» **Directions for this task**
Read the data, and whenever a line holds the word "Поиск", report that line.

#### Listed records

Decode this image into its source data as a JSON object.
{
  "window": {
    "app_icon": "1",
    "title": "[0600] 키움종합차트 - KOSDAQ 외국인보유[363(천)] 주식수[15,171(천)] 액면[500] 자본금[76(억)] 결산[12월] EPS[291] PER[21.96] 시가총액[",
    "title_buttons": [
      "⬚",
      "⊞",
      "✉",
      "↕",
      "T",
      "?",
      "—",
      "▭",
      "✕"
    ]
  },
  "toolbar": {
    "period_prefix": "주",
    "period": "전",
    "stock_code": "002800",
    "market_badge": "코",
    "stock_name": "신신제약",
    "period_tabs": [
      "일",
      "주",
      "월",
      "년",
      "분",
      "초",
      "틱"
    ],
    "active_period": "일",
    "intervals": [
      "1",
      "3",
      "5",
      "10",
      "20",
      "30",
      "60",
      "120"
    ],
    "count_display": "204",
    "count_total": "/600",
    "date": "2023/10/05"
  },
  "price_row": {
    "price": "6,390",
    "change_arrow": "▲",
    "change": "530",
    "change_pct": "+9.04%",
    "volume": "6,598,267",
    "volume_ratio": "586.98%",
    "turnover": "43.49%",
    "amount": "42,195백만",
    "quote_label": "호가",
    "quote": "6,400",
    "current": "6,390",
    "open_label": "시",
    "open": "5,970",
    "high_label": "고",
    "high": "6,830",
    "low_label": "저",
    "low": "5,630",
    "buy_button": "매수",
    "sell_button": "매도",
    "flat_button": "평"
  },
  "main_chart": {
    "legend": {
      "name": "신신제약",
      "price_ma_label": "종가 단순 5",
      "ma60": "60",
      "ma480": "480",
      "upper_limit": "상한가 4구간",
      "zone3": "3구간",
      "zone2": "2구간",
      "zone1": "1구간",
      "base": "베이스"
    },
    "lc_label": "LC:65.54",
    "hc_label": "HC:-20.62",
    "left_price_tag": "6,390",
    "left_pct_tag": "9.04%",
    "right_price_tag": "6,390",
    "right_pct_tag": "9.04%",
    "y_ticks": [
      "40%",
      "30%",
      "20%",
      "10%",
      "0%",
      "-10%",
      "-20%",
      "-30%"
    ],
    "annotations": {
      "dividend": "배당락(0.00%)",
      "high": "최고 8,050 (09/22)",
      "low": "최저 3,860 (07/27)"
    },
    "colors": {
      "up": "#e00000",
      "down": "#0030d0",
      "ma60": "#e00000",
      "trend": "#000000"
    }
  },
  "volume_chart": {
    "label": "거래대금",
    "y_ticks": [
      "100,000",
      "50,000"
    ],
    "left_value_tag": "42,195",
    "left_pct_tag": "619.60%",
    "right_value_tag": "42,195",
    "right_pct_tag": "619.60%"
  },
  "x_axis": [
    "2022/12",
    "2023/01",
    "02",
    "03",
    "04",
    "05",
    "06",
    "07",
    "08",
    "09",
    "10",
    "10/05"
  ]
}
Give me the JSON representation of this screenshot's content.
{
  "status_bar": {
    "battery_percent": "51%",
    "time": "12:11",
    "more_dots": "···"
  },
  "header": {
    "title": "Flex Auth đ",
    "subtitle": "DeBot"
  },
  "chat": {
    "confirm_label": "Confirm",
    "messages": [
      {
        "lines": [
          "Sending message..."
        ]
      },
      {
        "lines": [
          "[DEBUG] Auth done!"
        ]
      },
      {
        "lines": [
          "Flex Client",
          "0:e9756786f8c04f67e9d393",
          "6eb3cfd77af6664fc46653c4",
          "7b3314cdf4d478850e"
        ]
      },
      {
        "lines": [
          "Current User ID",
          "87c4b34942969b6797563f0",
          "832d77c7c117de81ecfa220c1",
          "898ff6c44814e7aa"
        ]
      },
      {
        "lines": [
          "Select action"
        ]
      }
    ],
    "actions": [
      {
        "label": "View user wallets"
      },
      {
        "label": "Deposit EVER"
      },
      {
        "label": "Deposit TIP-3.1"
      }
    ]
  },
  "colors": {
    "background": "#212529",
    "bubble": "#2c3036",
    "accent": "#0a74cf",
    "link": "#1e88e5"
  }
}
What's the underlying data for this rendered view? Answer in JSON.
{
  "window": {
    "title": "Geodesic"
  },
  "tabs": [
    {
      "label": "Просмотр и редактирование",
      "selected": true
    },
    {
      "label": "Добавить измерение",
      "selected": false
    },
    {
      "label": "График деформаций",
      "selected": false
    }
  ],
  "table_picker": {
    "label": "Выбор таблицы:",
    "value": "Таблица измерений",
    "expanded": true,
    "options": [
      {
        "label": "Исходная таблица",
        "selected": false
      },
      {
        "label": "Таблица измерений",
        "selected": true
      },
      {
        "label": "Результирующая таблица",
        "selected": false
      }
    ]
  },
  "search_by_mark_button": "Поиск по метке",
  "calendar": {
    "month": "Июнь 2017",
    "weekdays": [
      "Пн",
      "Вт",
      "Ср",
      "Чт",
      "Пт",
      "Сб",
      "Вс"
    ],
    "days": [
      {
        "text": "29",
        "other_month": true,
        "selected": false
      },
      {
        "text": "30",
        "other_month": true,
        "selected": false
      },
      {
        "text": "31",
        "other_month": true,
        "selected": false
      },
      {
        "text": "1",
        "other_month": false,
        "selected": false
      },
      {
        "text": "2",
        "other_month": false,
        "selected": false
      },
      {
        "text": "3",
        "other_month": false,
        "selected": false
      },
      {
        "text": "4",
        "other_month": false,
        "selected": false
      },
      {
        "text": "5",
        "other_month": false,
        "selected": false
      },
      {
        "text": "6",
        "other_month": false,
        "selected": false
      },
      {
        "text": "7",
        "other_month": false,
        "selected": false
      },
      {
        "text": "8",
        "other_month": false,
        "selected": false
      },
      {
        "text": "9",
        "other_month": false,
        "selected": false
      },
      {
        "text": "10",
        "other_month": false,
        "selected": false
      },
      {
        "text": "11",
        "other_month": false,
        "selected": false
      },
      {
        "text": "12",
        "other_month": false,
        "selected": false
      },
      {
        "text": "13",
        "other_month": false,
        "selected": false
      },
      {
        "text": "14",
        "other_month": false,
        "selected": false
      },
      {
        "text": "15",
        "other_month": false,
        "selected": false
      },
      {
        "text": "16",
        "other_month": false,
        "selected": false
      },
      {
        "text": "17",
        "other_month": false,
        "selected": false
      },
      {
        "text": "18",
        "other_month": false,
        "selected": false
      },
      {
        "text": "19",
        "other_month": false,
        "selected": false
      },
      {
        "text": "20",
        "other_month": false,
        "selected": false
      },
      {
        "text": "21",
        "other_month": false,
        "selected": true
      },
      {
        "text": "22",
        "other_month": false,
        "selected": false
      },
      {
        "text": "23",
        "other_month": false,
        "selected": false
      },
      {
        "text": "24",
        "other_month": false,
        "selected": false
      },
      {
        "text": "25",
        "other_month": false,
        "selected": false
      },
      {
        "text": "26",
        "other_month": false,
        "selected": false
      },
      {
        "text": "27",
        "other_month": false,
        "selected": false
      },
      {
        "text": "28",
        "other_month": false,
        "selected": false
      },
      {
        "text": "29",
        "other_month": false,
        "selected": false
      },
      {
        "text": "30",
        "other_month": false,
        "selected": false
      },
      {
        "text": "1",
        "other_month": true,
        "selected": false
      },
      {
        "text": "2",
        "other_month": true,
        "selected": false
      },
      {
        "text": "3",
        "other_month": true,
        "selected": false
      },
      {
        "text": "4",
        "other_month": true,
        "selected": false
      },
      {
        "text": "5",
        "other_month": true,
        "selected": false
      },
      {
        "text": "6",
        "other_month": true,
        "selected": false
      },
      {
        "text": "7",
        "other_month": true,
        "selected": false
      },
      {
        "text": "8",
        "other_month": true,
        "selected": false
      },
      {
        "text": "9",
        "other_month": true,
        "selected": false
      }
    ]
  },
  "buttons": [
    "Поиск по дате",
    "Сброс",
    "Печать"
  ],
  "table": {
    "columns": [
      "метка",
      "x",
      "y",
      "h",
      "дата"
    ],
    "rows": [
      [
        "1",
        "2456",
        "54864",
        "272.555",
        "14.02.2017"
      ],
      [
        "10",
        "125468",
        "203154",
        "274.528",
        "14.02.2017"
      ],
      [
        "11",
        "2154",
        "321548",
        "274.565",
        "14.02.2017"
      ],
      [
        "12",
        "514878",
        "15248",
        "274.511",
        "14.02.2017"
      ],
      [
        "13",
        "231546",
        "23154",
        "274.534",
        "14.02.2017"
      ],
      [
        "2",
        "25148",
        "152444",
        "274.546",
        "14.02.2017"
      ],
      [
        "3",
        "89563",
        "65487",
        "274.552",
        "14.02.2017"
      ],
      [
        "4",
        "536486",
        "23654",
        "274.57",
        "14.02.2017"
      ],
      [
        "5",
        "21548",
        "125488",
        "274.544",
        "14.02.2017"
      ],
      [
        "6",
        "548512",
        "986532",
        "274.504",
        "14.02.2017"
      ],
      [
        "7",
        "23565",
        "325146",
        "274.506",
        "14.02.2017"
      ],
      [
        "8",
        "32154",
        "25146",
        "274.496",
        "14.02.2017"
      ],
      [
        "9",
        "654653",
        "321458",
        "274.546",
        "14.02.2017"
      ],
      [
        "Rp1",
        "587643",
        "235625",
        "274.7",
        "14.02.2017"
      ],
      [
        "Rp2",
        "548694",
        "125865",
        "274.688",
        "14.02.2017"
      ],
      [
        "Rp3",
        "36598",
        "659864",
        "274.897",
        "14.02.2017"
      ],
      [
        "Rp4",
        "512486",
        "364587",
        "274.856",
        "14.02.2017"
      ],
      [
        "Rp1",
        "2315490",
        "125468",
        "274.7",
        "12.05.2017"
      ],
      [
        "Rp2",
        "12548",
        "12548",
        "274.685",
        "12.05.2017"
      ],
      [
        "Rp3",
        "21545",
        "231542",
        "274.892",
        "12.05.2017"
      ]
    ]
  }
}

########

» **Completed exercise**
  "search_by_mark_button": "Поиск по метке",
    "Поиск по дате",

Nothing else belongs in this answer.